Twice now, Oracle has beaten Luna Rossa, once in a come-from-behind, which is the hard way to do it. But the Italian boat has been to the shed and it wasn't about the paint job. As far as I know, the canoe is the same, but otherwise there's a new ITA-94 hitting the line against USA 98. With Spithill on the helm and five-time Olympic medalist Torben Grael riding shotgun, backed up by the likes of Francesco de Angelis and Jonathan McKee, it means something to beat that boat. It means being BMW Oracle. I'm already looking forward to the finals against New Zealand, but I do believe that Chris Dickson and company will be living in interesting times, meantimes.

New Zealand over Spain is as close to a done deal as you can get, but if Desafio Espanol gets out front and takes something off the Kiwis, the way they took a Round Robin 1 race off BMW Oracle, no one would be fool enough to suggest that Grant "no prisoners" Dalton asked his boys to lay down. With their opening day loss to Mascalzone Latino, helmsman Dean Barker and his American tactician, Terry Hutchinson, exposed themselves to some heavy criticism from down New Zealand way. Kiwi expectations are high and hopes are even higher.

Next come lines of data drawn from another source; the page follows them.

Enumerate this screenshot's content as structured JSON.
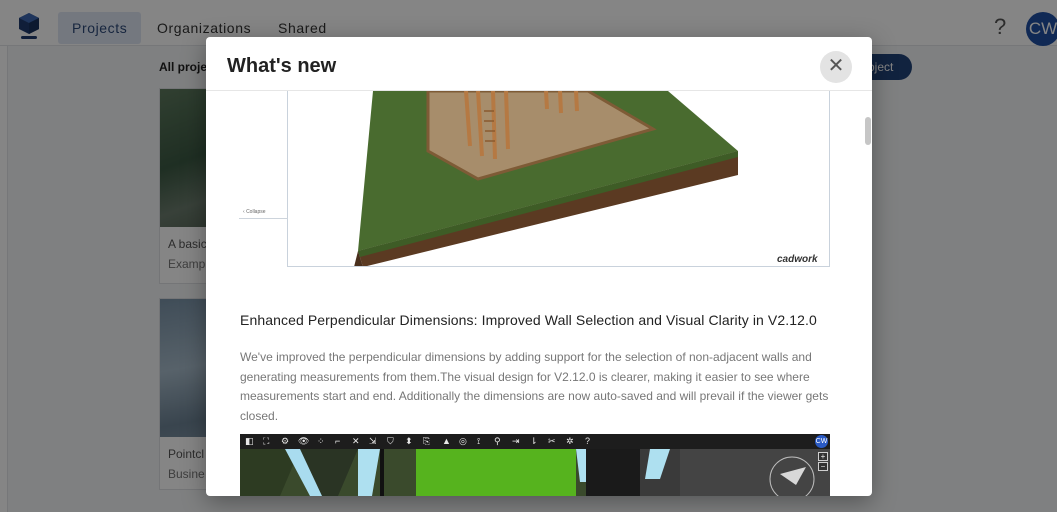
{
  "app": {
    "logo": "cube-logo-icon",
    "tabs": [
      {
        "label": "Projects",
        "active": true
      },
      {
        "label": "Organizations",
        "active": false
      },
      {
        "label": "Shared",
        "active": false
      }
    ],
    "help_icon": "?",
    "avatar": "CW"
  },
  "background": {
    "heading": "All projec",
    "new_project_button": "oject",
    "cards": [
      {
        "title": "A basic",
        "subtitle": "Exampl"
      },
      {
        "title": "Pointcl",
        "subtitle": "Busine"
      }
    ]
  },
  "modal": {
    "title": "What's new",
    "close_icon": "✕",
    "screenshot1": {
      "collapse_label": "Collapse",
      "watermark": "cadwork"
    },
    "section": {
      "title": "Enhanced Perpendicular Dimensions: Improved Wall Selection and Visual Clarity in V2.12.0",
      "description": "We've improved the perpendicular dimensions by adding support for the selection of non-adjacent walls and generating measurements from them.The visual design for V2.12.0 is clearer, making it easier to see where measurements start and end. Additionally the dimensions are now auto-saved and will prevail if the viewer gets closed."
    },
    "screenshot2": {
      "toolbar_icons": [
        "◧",
        "⛶",
        "⚙",
        "👁",
        "⁘",
        "⌐",
        "✕",
        "⇲",
        "⛉",
        "⬍",
        "⎘",
        "▲",
        "◎",
        "⟟",
        "⚲",
        "⇥",
        "⇂",
        "✂",
        "✲",
        "?"
      ],
      "avatar": "CW",
      "zoom_in": "+",
      "zoom_out": "−"
    }
  }
}
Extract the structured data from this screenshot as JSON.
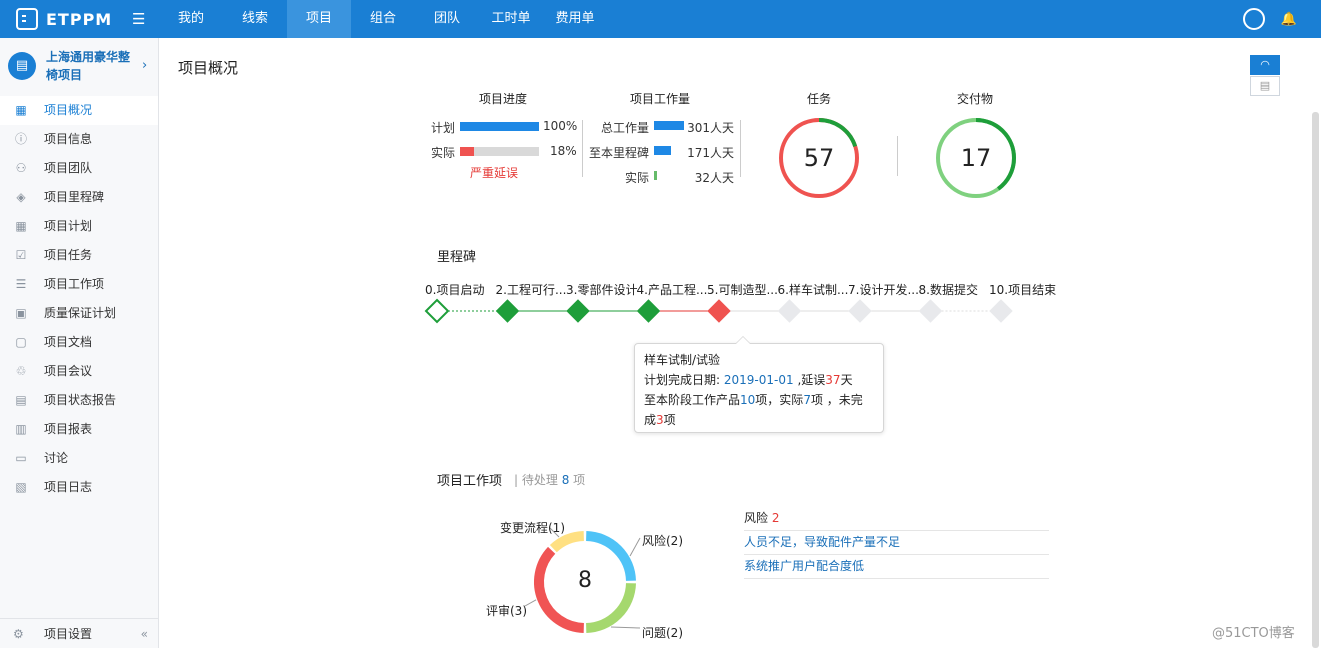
{
  "app": {
    "logo": "ETPPM"
  },
  "nav": {
    "items": [
      "我的",
      "线索",
      "项目",
      "组合",
      "团队",
      "工时单",
      "费用单"
    ],
    "active_index": 2
  },
  "sidebar": {
    "project_name": "上海通用豪华整椅项目",
    "items": [
      "项目概况",
      "项目信息",
      "项目团队",
      "项目里程碑",
      "项目计划",
      "项目任务",
      "项目工作项",
      "质量保证计划",
      "项目文档",
      "项目会议",
      "项目状态报告",
      "项目报表",
      "讨论",
      "项目日志"
    ],
    "active_index": 0,
    "settings_label": "项目设置"
  },
  "page": {
    "title": "项目概况"
  },
  "progress": {
    "title": "项目进度",
    "plan_label": "计划",
    "plan_value": "100%",
    "plan_fraction": 1.0,
    "actual_label": "实际",
    "actual_value": "18%",
    "actual_fraction": 0.18,
    "status": "严重延误"
  },
  "workload": {
    "title": "项目工作量",
    "rows": [
      {
        "label": "总工作量",
        "value": "301人天",
        "amount": 301,
        "color": "#1e88e5"
      },
      {
        "label": "至本里程碑",
        "value": "171人天",
        "amount": 171,
        "color": "#1e88e5"
      },
      {
        "label": "实际",
        "value": "32人天",
        "amount": 32,
        "color": "#66bb6a"
      }
    ]
  },
  "tasks": {
    "title": "任务",
    "count": "57",
    "done_fraction": 0.2
  },
  "deliverables": {
    "title": "交付物",
    "count": "17",
    "done_fraction": 0.4
  },
  "milestones": {
    "title": "里程碑",
    "items": [
      {
        "label": "0.项目启动",
        "state": "start"
      },
      {
        "label": "2.工程可行...",
        "state": "done"
      },
      {
        "label": "3.零部件设计",
        "state": "done"
      },
      {
        "label": "4.产品工程...",
        "state": "done"
      },
      {
        "label": "5.可制造型...",
        "state": "delayed"
      },
      {
        "label": "6.样车试制...",
        "state": "pending"
      },
      {
        "label": "7.设计开发...",
        "state": "pending"
      },
      {
        "label": "8.数据提交",
        "state": "pending"
      },
      {
        "label": "10.项目结束",
        "state": "pending"
      }
    ],
    "tooltip": {
      "name": "样车试制/试验",
      "date_label": "计划完成日期:",
      "date": "2019-01-01",
      "delay_prefix": ",延误",
      "delay_days": "37",
      "delay_unit": "天",
      "line2_prefix": "至本阶段工作产品",
      "planned": "10",
      "line2_mid": "项，实际",
      "actual": "7",
      "line2_suffix": "项 ，未完",
      "line3_prefix": "成",
      "undone": "3",
      "line3_suffix": "项"
    }
  },
  "work_items": {
    "title": "项目工作项",
    "pending_prefix": "待处理",
    "pending_count": "8",
    "pending_suffix": "项",
    "total": "8",
    "segments": [
      {
        "label": "风险(2)",
        "value": 2,
        "color": "#4fc3f7"
      },
      {
        "label": "问题(2)",
        "value": 2,
        "color": "#a5d86e"
      },
      {
        "label": "评审(3)",
        "value": 3,
        "color": "#f05454"
      },
      {
        "label": "变更流程(1)",
        "value": 1,
        "color": "#ffe082"
      }
    ]
  },
  "risks": {
    "label": "风险",
    "count": "2",
    "items": [
      "人员不足，导致配件产量不足",
      "系统推广用户配合度低"
    ]
  },
  "watermark": "@51CTO博客"
}
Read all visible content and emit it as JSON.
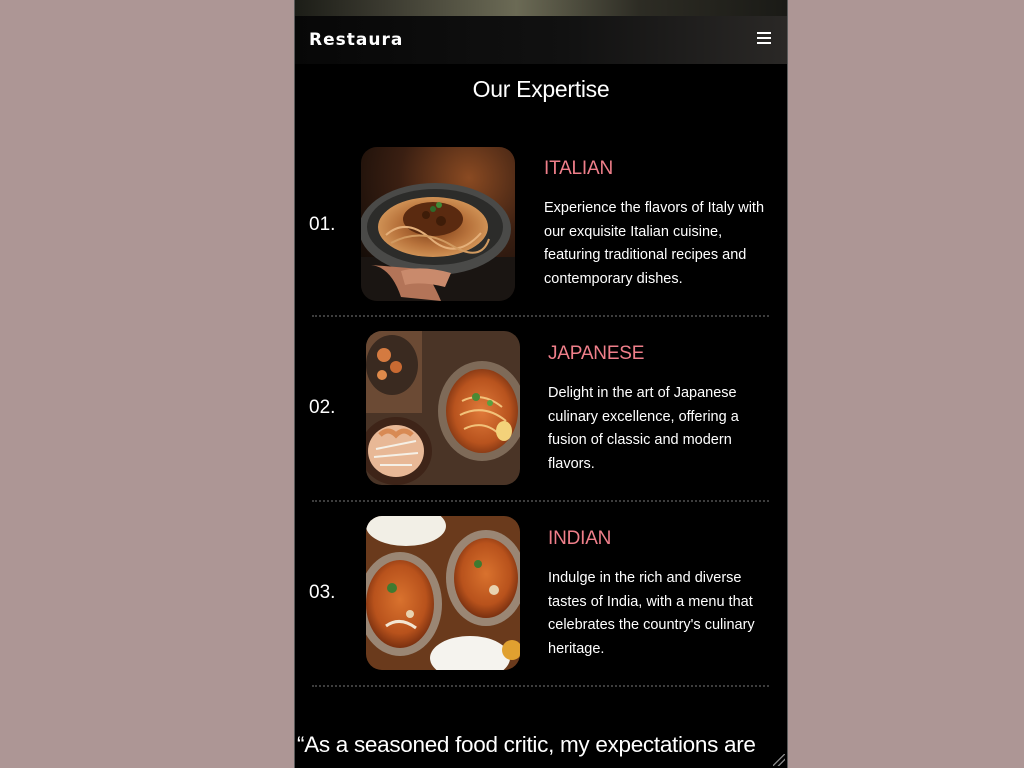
{
  "header": {
    "brand": "Restaura",
    "menu_icon": "hamburger-menu-icon"
  },
  "expertise": {
    "title": "Our Expertise",
    "items": [
      {
        "number": "01.",
        "title": "ITALIAN",
        "description": "Experience the flavors of Italy with our exquisite Italian cuisine, featuring traditional recipes and contemporary dishes.",
        "image": "italian-pasta-photo"
      },
      {
        "number": "02.",
        "title": "JAPANESE",
        "description": "Delight in the art of Japanese culinary excellence, offering a fusion of classic and modern flavors.",
        "image": "japanese-ramen-photo"
      },
      {
        "number": "03.",
        "title": "INDIAN",
        "description": "Indulge in the rich and diverse tastes of India, with a menu that celebrates the country's culinary heritage.",
        "image": "indian-curry-photo"
      }
    ]
  },
  "testimonial": {
    "quote_start": "“As a seasoned food critic, my expectations are"
  },
  "colors": {
    "accent": "#ef7f8a",
    "background": "#000000",
    "page_backdrop": "#ad9695"
  }
}
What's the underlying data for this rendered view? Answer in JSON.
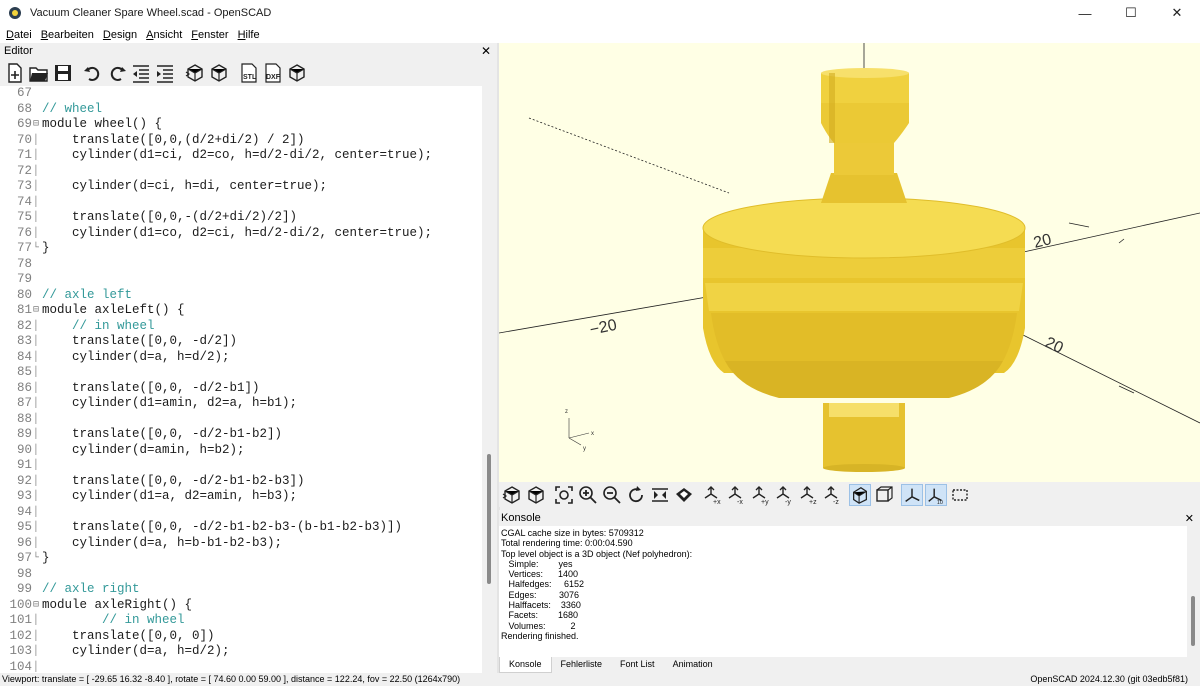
{
  "window": {
    "title": "Vacuum Cleaner Spare Wheel.scad - OpenSCAD",
    "controls": {
      "minimize": "—",
      "maximize": "☐",
      "close": "✕"
    }
  },
  "menu": [
    "Datei",
    "Bearbeiten",
    "Design",
    "Ansicht",
    "Fenster",
    "Hilfe"
  ],
  "editor": {
    "title": "Editor",
    "close": "✕",
    "toolbar": [
      {
        "name": "new-file-icon"
      },
      {
        "name": "open-file-icon"
      },
      {
        "name": "save-icon"
      },
      {
        "sep": true
      },
      {
        "name": "undo-icon"
      },
      {
        "name": "redo-icon"
      },
      {
        "name": "unindent-icon"
      },
      {
        "name": "indent-icon"
      },
      {
        "sep": true
      },
      {
        "name": "preview-icon"
      },
      {
        "name": "render-icon"
      },
      {
        "sep": true
      },
      {
        "name": "export-stl-icon",
        "label": "STL"
      },
      {
        "name": "export-dxf-icon",
        "label": "DXF"
      },
      {
        "name": "send-to-3d-print-icon"
      }
    ],
    "lines": [
      {
        "n": "67",
        "text": "",
        "fold": ""
      },
      {
        "n": "68",
        "text": "// wheel",
        "fold": "",
        "comment": true
      },
      {
        "n": "69",
        "text": "module wheel() {",
        "fold": "⊟"
      },
      {
        "n": "70",
        "text": "    translate([0,0,(d/2+di/2) / 2])",
        "fold": "│"
      },
      {
        "n": "71",
        "text": "    cylinder(d1=ci, d2=co, h=d/2-di/2, center=true);",
        "fold": "│"
      },
      {
        "n": "72",
        "text": "",
        "fold": "│"
      },
      {
        "n": "73",
        "text": "    cylinder(d=ci, h=di, center=true);",
        "fold": "│"
      },
      {
        "n": "74",
        "text": "",
        "fold": "│"
      },
      {
        "n": "75",
        "text": "    translate([0,0,-(d/2+di/2)/2])",
        "fold": "│"
      },
      {
        "n": "76",
        "text": "    cylinder(d1=co, d2=ci, h=d/2-di/2, center=true);",
        "fold": "│"
      },
      {
        "n": "77",
        "text": "}",
        "fold": "└"
      },
      {
        "n": "78",
        "text": "",
        "fold": ""
      },
      {
        "n": "79",
        "text": "",
        "fold": ""
      },
      {
        "n": "80",
        "text": "// axle left",
        "fold": "",
        "comment": true
      },
      {
        "n": "81",
        "text": "module axleLeft() {",
        "fold": "⊟"
      },
      {
        "n": "82",
        "text": "    // in wheel",
        "fold": "│",
        "comment": true
      },
      {
        "n": "83",
        "text": "    translate([0,0, -d/2])",
        "fold": "│"
      },
      {
        "n": "84",
        "text": "    cylinder(d=a, h=d/2);",
        "fold": "│"
      },
      {
        "n": "85",
        "text": "",
        "fold": "│"
      },
      {
        "n": "86",
        "text": "    translate([0,0, -d/2-b1])",
        "fold": "│"
      },
      {
        "n": "87",
        "text": "    cylinder(d1=amin, d2=a, h=b1);",
        "fold": "│"
      },
      {
        "n": "88",
        "text": "",
        "fold": "│"
      },
      {
        "n": "89",
        "text": "    translate([0,0, -d/2-b1-b2])",
        "fold": "│"
      },
      {
        "n": "90",
        "text": "    cylinder(d=amin, h=b2);",
        "fold": "│"
      },
      {
        "n": "91",
        "text": "",
        "fold": "│"
      },
      {
        "n": "92",
        "text": "    translate([0,0, -d/2-b1-b2-b3])",
        "fold": "│"
      },
      {
        "n": "93",
        "text": "    cylinder(d1=a, d2=amin, h=b3);",
        "fold": "│"
      },
      {
        "n": "94",
        "text": "",
        "fold": "│"
      },
      {
        "n": "95",
        "text": "    translate([0,0, -d/2-b1-b2-b3-(b-b1-b2-b3)])",
        "fold": "│"
      },
      {
        "n": "96",
        "text": "    cylinder(d=a, h=b-b1-b2-b3);",
        "fold": "│"
      },
      {
        "n": "97",
        "text": "}",
        "fold": "└"
      },
      {
        "n": "98",
        "text": "",
        "fold": ""
      },
      {
        "n": "99",
        "text": "// axle right",
        "fold": "",
        "comment": true
      },
      {
        "n": "100",
        "text": "module axleRight() {",
        "fold": "⊟"
      },
      {
        "n": "101",
        "text": "        // in wheel",
        "fold": "│",
        "comment": true
      },
      {
        "n": "102",
        "text": "    translate([0,0, 0])",
        "fold": "│"
      },
      {
        "n": "103",
        "text": "    cylinder(d=a, h=d/2);",
        "fold": "│"
      },
      {
        "n": "104",
        "text": "",
        "fold": "│"
      }
    ]
  },
  "viewport": {
    "background": "#ffffe5",
    "model_color": "#f3d43c",
    "axis_labels": [
      "−20",
      "20",
      "20"
    ],
    "orientation_axes": [
      "z",
      "y",
      "x"
    ]
  },
  "view_toolbar": [
    {
      "name": "preview-icon"
    },
    {
      "name": "render-icon"
    },
    {
      "sep": true
    },
    {
      "name": "view-all-icon"
    },
    {
      "name": "zoom-in-icon"
    },
    {
      "name": "zoom-out-icon"
    },
    {
      "name": "reset-view-icon"
    },
    {
      "name": "view-mirror-icon"
    },
    {
      "name": "surface-icon"
    },
    {
      "sep": true
    },
    {
      "name": "view-right-icon",
      "label": "+x"
    },
    {
      "name": "view-left-icon",
      "label": "-x"
    },
    {
      "name": "view-back-icon",
      "label": "+y"
    },
    {
      "name": "view-front-icon",
      "label": "-y"
    },
    {
      "name": "view-top-icon",
      "label": "+z"
    },
    {
      "name": "view-bottom-icon",
      "label": "-z"
    },
    {
      "sep": true
    },
    {
      "name": "perspective-icon",
      "active": true
    },
    {
      "name": "orthogonal-icon"
    },
    {
      "sep": true
    },
    {
      "name": "show-axes-icon",
      "active": true
    },
    {
      "name": "show-scale-markers-icon",
      "active": true
    },
    {
      "name": "show-edges-icon"
    }
  ],
  "console": {
    "title": "Konsole",
    "close": "✕",
    "lines": [
      "CGAL cache size in bytes: 5709312",
      "Total rendering time: 0:00:04.590",
      "Top level object is a 3D object (Nef polyhedron):",
      "   Simple:        yes",
      "   Vertices:      1400",
      "   Halfedges:     6152",
      "   Edges:         3076",
      "   Halffacets:    3360",
      "   Facets:        1680",
      "   Volumes:          2",
      "Rendering finished."
    ]
  },
  "bottom_tabs": [
    "Konsole",
    "Fehlerliste",
    "Font List",
    "Animation"
  ],
  "status": {
    "viewport": "Viewport: translate = [ -29.65 16.32 -8.40 ], rotate = [ 74.60 0.00 59.00 ], distance = 122.24, fov = 22.50 (1264x790)",
    "version": "OpenSCAD 2024.12.30 (git 03edb5f81)"
  }
}
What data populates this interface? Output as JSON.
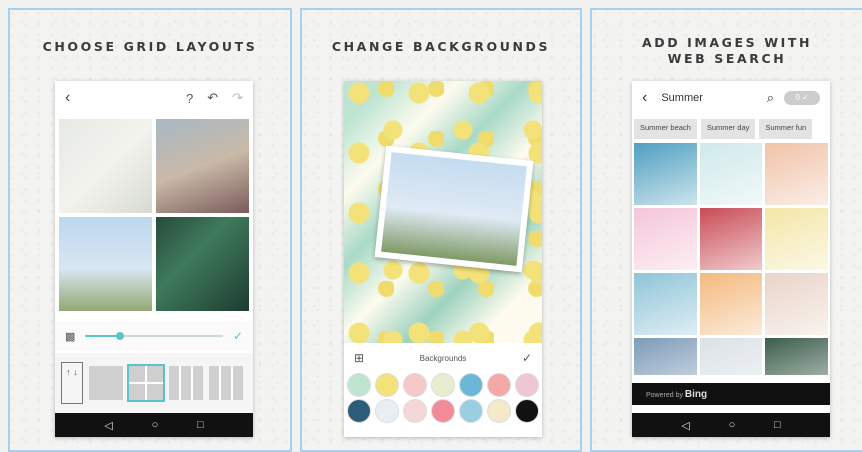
{
  "panels": [
    {
      "caption": "CHOOSE GRID LAYOUTS",
      "topbar": {
        "back_icon": "‹",
        "help_icon": "?",
        "undo_icon": "↶",
        "redo_icon": "↷"
      },
      "slider_value": 0.25,
      "layout_scroll": "↑ ↓"
    },
    {
      "caption": "CHANGE BACKGROUNDS",
      "toolbar_label": "Backgrounds",
      "swatch_colors": [
        "#bfe5d2",
        "#f3e27a",
        "#f7c8c8",
        "#e7eecf",
        "#6bb7d8",
        "#f4a9a8",
        "#efc6d6",
        "#2b5d7a",
        "#e9eef3",
        "#f5d7d7",
        "#f28a99",
        "#99cfe0",
        "#f4e9c9",
        "#111111"
      ]
    },
    {
      "caption_line1": "ADD IMAGES WITH",
      "caption_line2": "WEB SEARCH",
      "search_title": "Summer",
      "toggle_label": "0 ✓",
      "chips": [
        "Summer beach",
        "Summer day",
        "Summer fun"
      ],
      "image_colors": [
        "#4f9fc0",
        "#cfe9ea",
        "#f0c3a8",
        "#f5c6d8",
        "#c94b55",
        "#f3e6a6",
        "#8fc4d8",
        "#f4b97e",
        "#e9d4c8",
        "#7d9bb8",
        "#dbe1e6",
        "#3b5d4b"
      ],
      "powered_by": "Powered by",
      "bing": "Bing"
    }
  ],
  "navbar": {
    "back": "◁",
    "home": "○",
    "recent": "□"
  }
}
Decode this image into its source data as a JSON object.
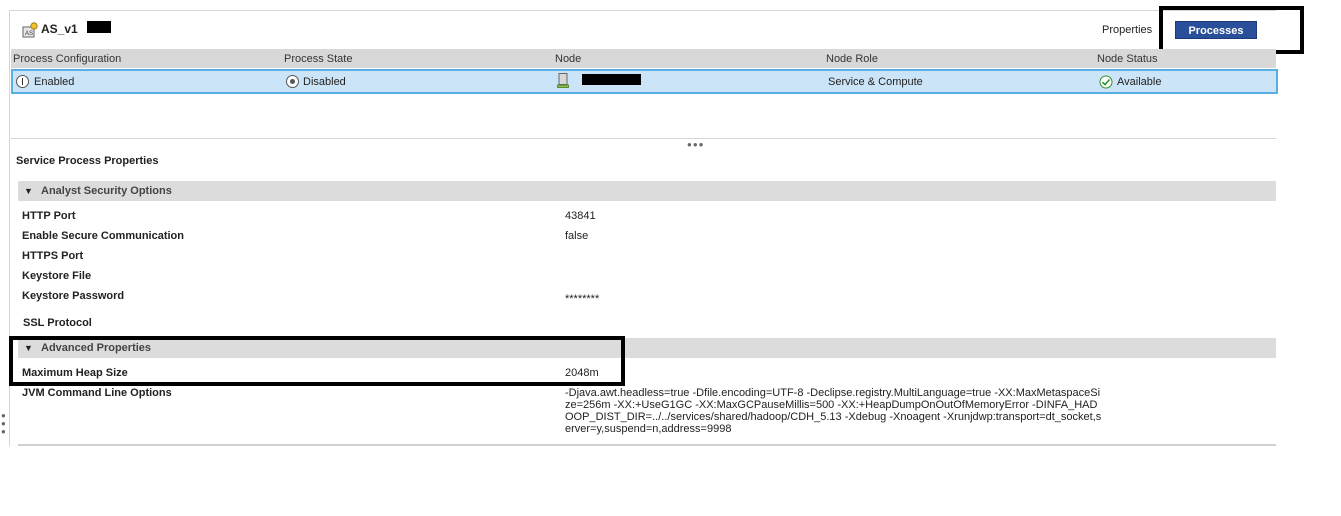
{
  "header": {
    "service_name": "AS_v1",
    "properties_label": "Properties",
    "processes_label": "Processes"
  },
  "grid": {
    "columns": [
      "Process Configuration",
      "Process State",
      "Node",
      "Node Role",
      "Node Status"
    ],
    "row": {
      "process_configuration": "Enabled",
      "process_state": "Disabled",
      "node": "",
      "node_role": "Service & Compute",
      "node_status": "Available"
    }
  },
  "splitter": {
    "dots": "●●●"
  },
  "service_process": {
    "title": "Service Process Properties",
    "analyst_security": {
      "label": "Analyst Security Options",
      "items": [
        {
          "label": "HTTP Port",
          "value": "43841"
        },
        {
          "label": "Enable Secure Communication",
          "value": "false"
        },
        {
          "label": "HTTPS Port",
          "value": ""
        },
        {
          "label": "Keystore File",
          "value": ""
        },
        {
          "label": "Keystore Password",
          "value": "********"
        },
        {
          "label": "SSL Protocol",
          "value": ""
        }
      ]
    },
    "advanced": {
      "label": "Advanced Properties",
      "items": [
        {
          "label": "Maximum Heap Size",
          "value": "2048m"
        },
        {
          "label": "JVM Command Line Options",
          "value": "-Djava.awt.headless=true -Dfile.encoding=UTF-8 -Declipse.registry.MultiLanguage=true -XX:MaxMetaspaceSize=256m -XX:+UseG1GC -XX:MaxGCPauseMillis=500 -XX:+HeapDumpOnOutOfMemoryError -DINFA_HADOOP_DIST_DIR=../../services/shared/hadoop/CDH_5.13 -Xdebug -Xnoagent -Xrunjdwp:transport=dt_socket,server=y,suspend=n,address=9998"
        }
      ]
    }
  },
  "icons": {
    "service": "service-icon",
    "enabled": "power-icon",
    "disabled": "radio-icon",
    "node": "computer-icon",
    "available": "check-icon",
    "collapse": "triangle-down-icon"
  },
  "colors": {
    "processes_button": "#2a4f9a",
    "selected_row": "#cce4f7",
    "selected_border": "#5aaee6",
    "group_bar": "#dcdcdc"
  }
}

Dalton, the round-the-world vet who is probably the only person who could have pulled the Kiwi team back together after the humiliations of 2003, is having none of this talk that Oracle is pre-ordained to challenge Alinghi for the America's Cup. It may happen, but first, there's the small matter of getting over Grant Dalton's dead body.

Away from it all

Not really, but I did get to catch a few breaths of air outside the America's Cup Beltway. There was a journo invitation to go to the racetrack outside of town to test the new Ford Mondeo, and I'm a sucker for anything I haven't done before, so you know what happened next.

What's wrong with this picture? Three things. One, the stands are empty. This all happened so suddenly that the fans got cheated. Two, we're in a Ford Mondeo, an OK means of conveyance, no doubt, but not the car in my dream that I get to drive on a racetrack. Three, the guy in front of us is hitting his brakes fer friggin' sakes!

You're right, that's the view from the passenger seat. I ran three laps ("Truth is, Amory, I never take my own car that close to redline") and then turned the wheel over to Amory Ross. He's an East Coastie, but I'm OK with that. I'm liberal, to a degree.

Amory's a photographer. You've seen his stuff. For example, he shot the cover of the May issue of SAIL—Andrew Campbell in a Laser.

One of our group managed to overcook a turn in a fairly-dramatic fashion and get us all redflagged while Amory had the helm. I missed the action shot, but if you've seen one Ford Mondeo with the rubber off the rims, up to the axles in gravel, you've seen'em all. We also trialed a new, small Land Rover on an off-road course, up-hill and down-dale and through the water hazard. No pictures of that, either. We were laughing too hard. And on the way out—they were setting up for a big public event—we passed the paella kitchen. This is rice-growing country, and Valencia is the birthplace of paella. I knew that. Now I'm a true believer.

Domingo. Sunday. May 13.

Happy Mother's Day to all you mothers. I'm boycotting the skippers' press conference in favor of having a life. Besides, I walked out of the last press conference because they were wasting my time. Before I post, I'll scan the press releases to see if there's anything worth parroting . . .


It will get better when somebody has blood on his hands. The Lounge, a short zip from my apartment in the old city, offers free internet wifi. Thanks to that, I spent this domingo exploring a couple of museums (free on Sunday, how nice), viewing paintings and armor from the 1300s and 1400s in the first, and modern stuff in the second.

It's yet another festival day in Valencia. In one plaza, that meant art projects for the kids. Young man, pay attention to your elders. It's all in the concentration.

In the Plaza de Virgins the crowds were out at 1 p.m. A lot was going on.

But 3 p.m. is so unfashionable, they even turn off the fountain. That's my little bike, 45 euros from China Team. It's a bit undersized, and the grips are way undersized, but it's right to have a bike I can afford to lose, and having it is like suddenly sprouting wings.

Hmm. Looks like there's going to be a parade. Do I go to the parade tonight or the bullfight? Or both. Wish you were here—Kimball